Toxins in our food and water have major impacts for the health of kids nationwide. But these toxins aren’t well regulated or controlled. Since 1990, these have increased dramatically in our air, water, and food. Children are especially vulnerable. Are their immune systems able to handle it? If the health of children in the US is a barometer, the answer is no. More children in the US are now chronically ill or have a disability, than children who are well.
In the clip below, a concerned Nebraska farmer challenges stone-faced fracking lobbyists to drink the water that they tell residents is safe. (What exactly is fracking? Learn more here). Here in Colorado, where I live, we’ve heard the same mantra – most famously, from our goofily named former governor Hickenlooper, who claims to have sipped fracking fluid in a closed meeting with Halliburton officials (this has earned him the nickname “Frackenlooper“). Even the Washington Post went so far as to assert that because fracking fluid and ice cream, toothpaste, and laxatives have some of the same ingredients, it must be safe to drink fracking fluid.
What is fracking fluid? It’s a chemical mixture blasted into shale rock to force out the oil and gas locked inside it. It uses a lot of water, and this is one of the problems with fracking: In areas where water is scarce but shale oil may be found, it not only wastes an awful lot of water, it also contaminates clean ground water. Fracturing shale rock can cause oil and gas in it to escape into ground water (Colorado alone has thousands of unmonitored wells that may be leaking into groundwater, like this one). Fracking fluid is about 90% water, plus some sand, plus proprietary blend of chemicals that include potent acids (to dissolve rock), volatile organic compounds like benzene or toluene (known carcinogens), ethylene glycol (fatal in doses as small as 4 ounces), and many others. Oil and gas companies are not required to disclose exactly what is in the fluids they use, recipes for which may vary by location. Fracking activity is exempt from federal laws that set clean water standards (thanks to the “Halliburton Loophole)”, which allows the oil and gas industry operating in your area to legally and freely contaminate your water supply.
So far, there aren’t any industry takers on publicly drinking the stuff. Unwitting citizens don’t have a choice but to sip, shower, and drink it every day, because that’s all that comes out of the tap. Those whose water has been poisoned by fracking can get a lawyer – but don’t have much recourse otherwise. Here in Colorado, because of arcane and dated mining laws written in the 1800s, it is legal for an oil and gas company to frack right underneath homes, schools, or any other place they please, with impunity for toxic effects on people, animals, crops, or water. Local governments in Colorado quickly and willingly cowered to industry pressure in recent years, effectively removing any legal barriers to resource extraction in our towns by outside corporate interests. Setbacks to keep fracking wells at least a few hundred feet away from a home or a school may not be enough, as suggested by a recent study that found more birth defects, still births, and low birth weight babies born to women who lived in the vicinity of fracking activity.

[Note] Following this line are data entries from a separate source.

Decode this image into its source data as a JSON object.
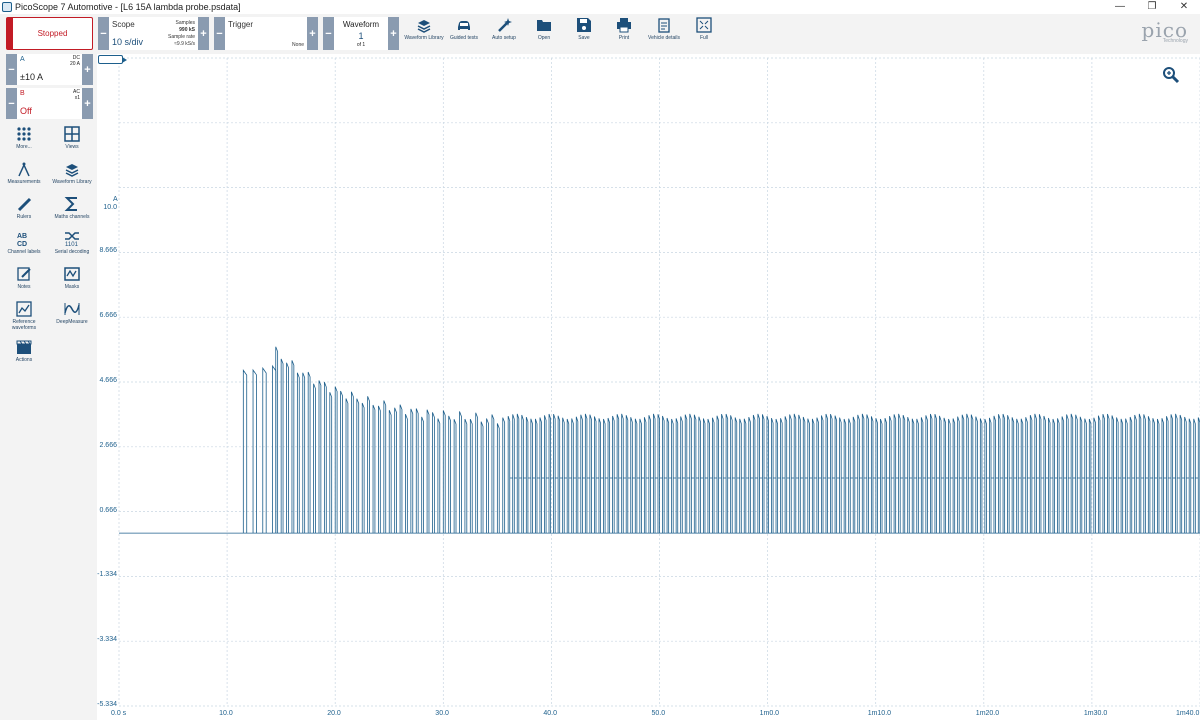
{
  "window": {
    "title": "PicoScope 7 Automotive - [L6 15A lambda probe.psdata]"
  },
  "toolbar": {
    "run_state": "Stopped",
    "scope": {
      "title": "Scope",
      "timebase": "10 s/div",
      "samples_label": "Samples",
      "samples_value": "990 kS",
      "rate_label": "Sample rate",
      "rate_value": "≈9.9 kS/s"
    },
    "trigger": {
      "title": "Trigger",
      "mode": "None"
    },
    "waveform": {
      "title": "Waveform",
      "index": "1",
      "count": "of 1"
    },
    "tools": [
      {
        "label": "Waveform Library",
        "icon": "waveform-library-icon"
      },
      {
        "label": "Guided tests",
        "icon": "car-icon"
      },
      {
        "label": "Auto setup",
        "icon": "wand-icon"
      },
      {
        "label": "Open",
        "icon": "folder-icon"
      },
      {
        "label": "Save",
        "icon": "save-icon"
      },
      {
        "label": "Print",
        "icon": "print-icon"
      },
      {
        "label": "Vehicle details",
        "icon": "clipboard-icon"
      },
      {
        "label": "Full",
        "icon": "fullscreen-icon"
      }
    ],
    "logo": {
      "word": "pico",
      "sub": "Technology"
    }
  },
  "channels": [
    {
      "name": "A",
      "coupling": "DC",
      "probe": "20 A",
      "range": "±10 A",
      "color": "#1d5f8c"
    },
    {
      "name": "B",
      "coupling": "AC",
      "probe": "x1",
      "range": "Off",
      "color": "#c21b25"
    }
  ],
  "sidebar_tools": [
    {
      "label": "More...",
      "icon": "grid-icon"
    },
    {
      "label": "Views",
      "icon": "views-icon"
    },
    {
      "label": "Measurements",
      "icon": "compass-icon"
    },
    {
      "label": "Waveform Library",
      "icon": "waveform-library-icon"
    },
    {
      "label": "Rulers",
      "icon": "ruler-icon"
    },
    {
      "label": "Maths channels",
      "icon": "sigma-icon"
    },
    {
      "label": "Channel labels",
      "icon": "abcd-icon"
    },
    {
      "label": "Serial decoding",
      "icon": "serial-icon"
    },
    {
      "label": "Notes",
      "icon": "notes-icon"
    },
    {
      "label": "Masks",
      "icon": "masks-icon"
    },
    {
      "label": "Reference waveforms",
      "icon": "reference-icon"
    },
    {
      "label": "DeepMeasure",
      "icon": "deepmeasure-icon"
    },
    {
      "label": "Actions",
      "icon": "actions-icon"
    }
  ],
  "chart_data": {
    "type": "line",
    "yunit": "A",
    "y_ticks": [
      "10.0",
      "8.666",
      "6.666",
      "4.666",
      "2.666",
      "0.666",
      "-1.334",
      "-3.334",
      "-5.334"
    ],
    "x_ticks": [
      "0.0 s",
      "10.0",
      "20.0",
      "30.0",
      "40.0",
      "50.0",
      "1m0.0",
      "1m10.0",
      "1m20.0",
      "1m30.0",
      "1m40.0"
    ],
    "ylim": [
      -5.334,
      10.0
    ],
    "xlim": [
      0,
      100
    ],
    "grid": true,
    "series_color": "#1d5f8c",
    "series": [
      {
        "name": "A",
        "segments": [
          {
            "t_start": 0,
            "t_end": 11.5,
            "baseline": 0.0,
            "pulses": false
          },
          {
            "t_start": 11.5,
            "t_end": 14.5,
            "baseline": 0.0,
            "pulse_peak": 5.1,
            "pulse_period": 0.9,
            "pulses": true
          },
          {
            "t_start": 14.5,
            "t_end": 36.0,
            "baseline": 0.0,
            "pulse_peak_start": 5.6,
            "pulse_peak_end": 3.4,
            "pulse_period": 0.5,
            "pulses": true
          },
          {
            "t_start": 36.0,
            "t_end": 100.0,
            "baseline": 0.0,
            "pulse_peak": 3.6,
            "mid_level": 1.7,
            "pulse_period": 0.42,
            "pulses": true
          }
        ]
      }
    ]
  }
}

Watch the silence as these pro-frackers are offered a glass of their own elixir:
A similar challenge in recent years was placed before Monsanto spokesperson Patrick Moore, in an interview with a French television journalist. Mr. Moore makes the off-hand comment that it’s safe to drink “a whole quart” of RoundUp, the glyphosate pesticide that GMO crops need by the ton (they actually need more RoundUp than non-GMO crops, despite promises years ago that one of the many “miracles” of GMO foods was going to be that they would reduce pesticide use. Didn’t happen). Monsanto owns both RoundUp and patents on several GMO seed crops, and obviously wants to continue selling both. But when challenged to make good on his claim that RoundUp is safe to consume by the quart, Mr. Moore loses his cool, insults the journalist, and ends the interview. Since then, Monsanto has been snared in multiple law suits, and was ordered to pay millions to a school groundskeeper who contracted cancer after regularly spraying its grounds with RoundUp.